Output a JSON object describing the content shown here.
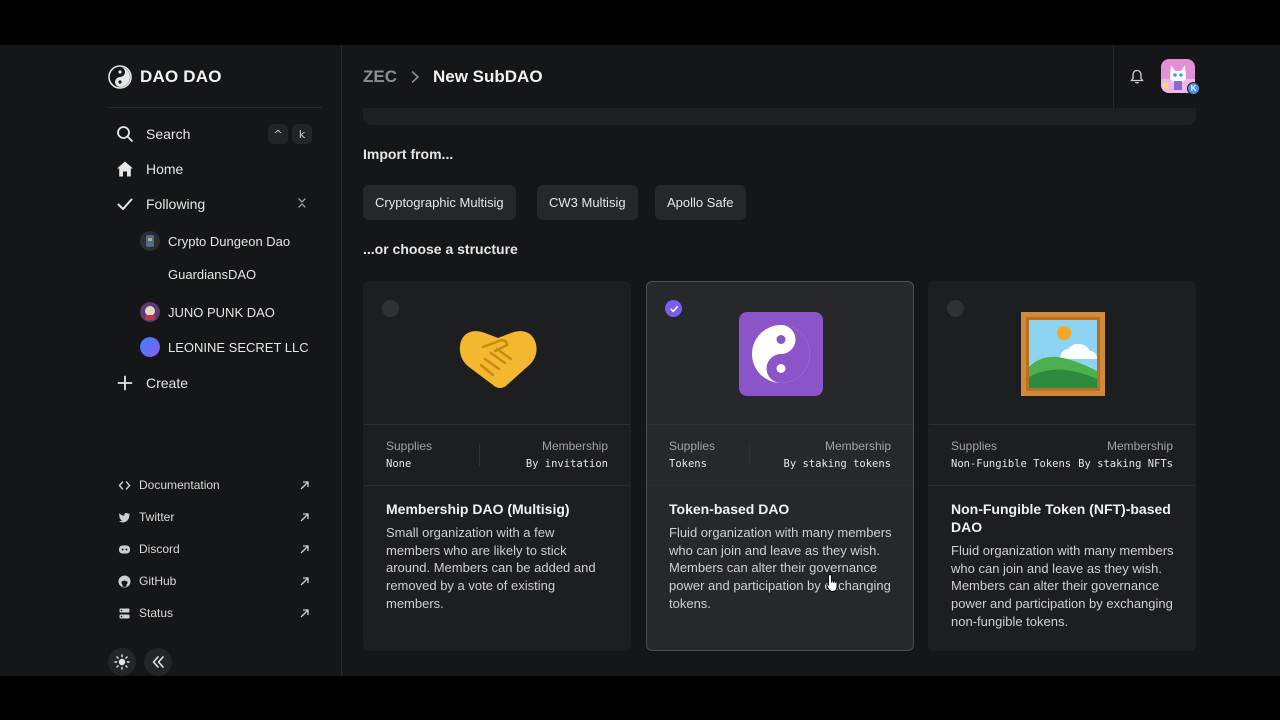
{
  "app": {
    "name": "DAO DAO"
  },
  "sidebar": {
    "search_label": "Search",
    "search_keys": [
      "^",
      "k"
    ],
    "home_label": "Home",
    "following_label": "Following",
    "following": [
      {
        "name": "Crypto Dungeon Dao"
      },
      {
        "name": "GuardiansDAO"
      },
      {
        "name": "JUNO PUNK DAO"
      },
      {
        "name": "LEONINE SECRET LLC"
      }
    ],
    "create_label": "Create",
    "links": [
      {
        "label": "Documentation",
        "icon": "code-icon"
      },
      {
        "label": "Twitter",
        "icon": "twitter-icon"
      },
      {
        "label": "Discord",
        "icon": "discord-icon"
      },
      {
        "label": "GitHub",
        "icon": "github-icon"
      },
      {
        "label": "Status",
        "icon": "server-icon"
      }
    ]
  },
  "header": {
    "breadcrumb_parent": "ZEC",
    "breadcrumb_current": "New SubDAO",
    "chain_badge": "K"
  },
  "main": {
    "import_title": "Import from...",
    "import_options": [
      "Cryptographic Multisig",
      "CW3 Multisig",
      "Apollo Safe"
    ],
    "structure_title": "...or choose a structure",
    "structures": [
      {
        "selected": false,
        "icon": "handshake-icon",
        "supplies_label": "Supplies",
        "supplies_value": "None",
        "membership_label": "Membership",
        "membership_value": "By invitation",
        "title": "Membership DAO (Multisig)",
        "description": "Small organization with a few members who are likely to stick around. Members can be added and removed by a vote of existing members."
      },
      {
        "selected": true,
        "icon": "yin-yang-icon",
        "supplies_label": "Supplies",
        "supplies_value": "Tokens",
        "membership_label": "Membership",
        "membership_value": "By staking tokens",
        "title": "Token-based DAO",
        "description": "Fluid organization with many members who can join and leave as they wish. Members can alter their governance power and participation by exchanging tokens."
      },
      {
        "selected": false,
        "icon": "framed-picture-icon",
        "supplies_label": "Supplies",
        "supplies_value": "Non-Fungible Tokens",
        "membership_label": "Membership",
        "membership_value": "By staking NFTs",
        "title": "Non-Fungible Token (NFT)-based DAO",
        "description": "Fluid organization with many members who can join and leave as they wish. Members can alter their governance power and participation by exchanging non-fungible tokens."
      }
    ]
  },
  "colors": {
    "accent": "#7a5cf0",
    "background": "#151617",
    "card": "#1c1e20"
  }
}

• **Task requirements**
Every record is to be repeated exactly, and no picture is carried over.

• **Written reply**
Output a JSON object describing the content shown here.
{
  "app": {
    "name": "DAO DAO"
  },
  "sidebar": {
    "search_label": "Search",
    "search_keys": [
      "^",
      "k"
    ],
    "home_label": "Home",
    "following_label": "Following",
    "following": [
      {
        "name": "Crypto Dungeon Dao"
      },
      {
        "name": "GuardiansDAO"
      },
      {
        "name": "JUNO PUNK DAO"
      },
      {
        "name": "LEONINE SECRET LLC"
      }
    ],
    "create_label": "Create",
    "links": [
      {
        "label": "Documentation",
        "icon": "code-icon"
      },
      {
        "label": "Twitter",
        "icon": "twitter-icon"
      },
      {
        "label": "Discord",
        "icon": "discord-icon"
      },
      {
        "label": "GitHub",
        "icon": "github-icon"
      },
      {
        "label": "Status",
        "icon": "server-icon"
      }
    ]
  },
  "header": {
    "breadcrumb_parent": "ZEC",
    "breadcrumb_current": "New SubDAO",
    "chain_badge": "K"
  },
  "main": {
    "import_title": "Import from...",
    "import_options": [
      "Cryptographic Multisig",
      "CW3 Multisig",
      "Apollo Safe"
    ],
    "structure_title": "...or choose a structure",
    "structures": [
      {
        "selected": false,
        "icon": "handshake-icon",
        "supplies_label": "Supplies",
        "supplies_value": "None",
        "membership_label": "Membership",
        "membership_value": "By invitation",
        "title": "Membership DAO (Multisig)",
        "description": "Small organization with a few members who are likely to stick around. Members can be added and removed by a vote of existing members."
      },
      {
        "selected": true,
        "icon": "yin-yang-icon",
        "supplies_label": "Supplies",
        "supplies_value": "Tokens",
        "membership_label": "Membership",
        "membership_value": "By staking tokens",
        "title": "Token-based DAO",
        "description": "Fluid organization with many members who can join and leave as they wish. Members can alter their governance power and participation by exchanging tokens."
      },
      {
        "selected": false,
        "icon": "framed-picture-icon",
        "supplies_label": "Supplies",
        "supplies_value": "Non-Fungible Tokens",
        "membership_label": "Membership",
        "membership_value": "By staking NFTs",
        "title": "Non-Fungible Token (NFT)-based DAO",
        "description": "Fluid organization with many members who can join and leave as they wish. Members can alter their governance power and participation by exchanging non-fungible tokens."
      }
    ]
  },
  "colors": {
    "accent": "#7a5cf0",
    "background": "#151617",
    "card": "#1c1e20"
  }
}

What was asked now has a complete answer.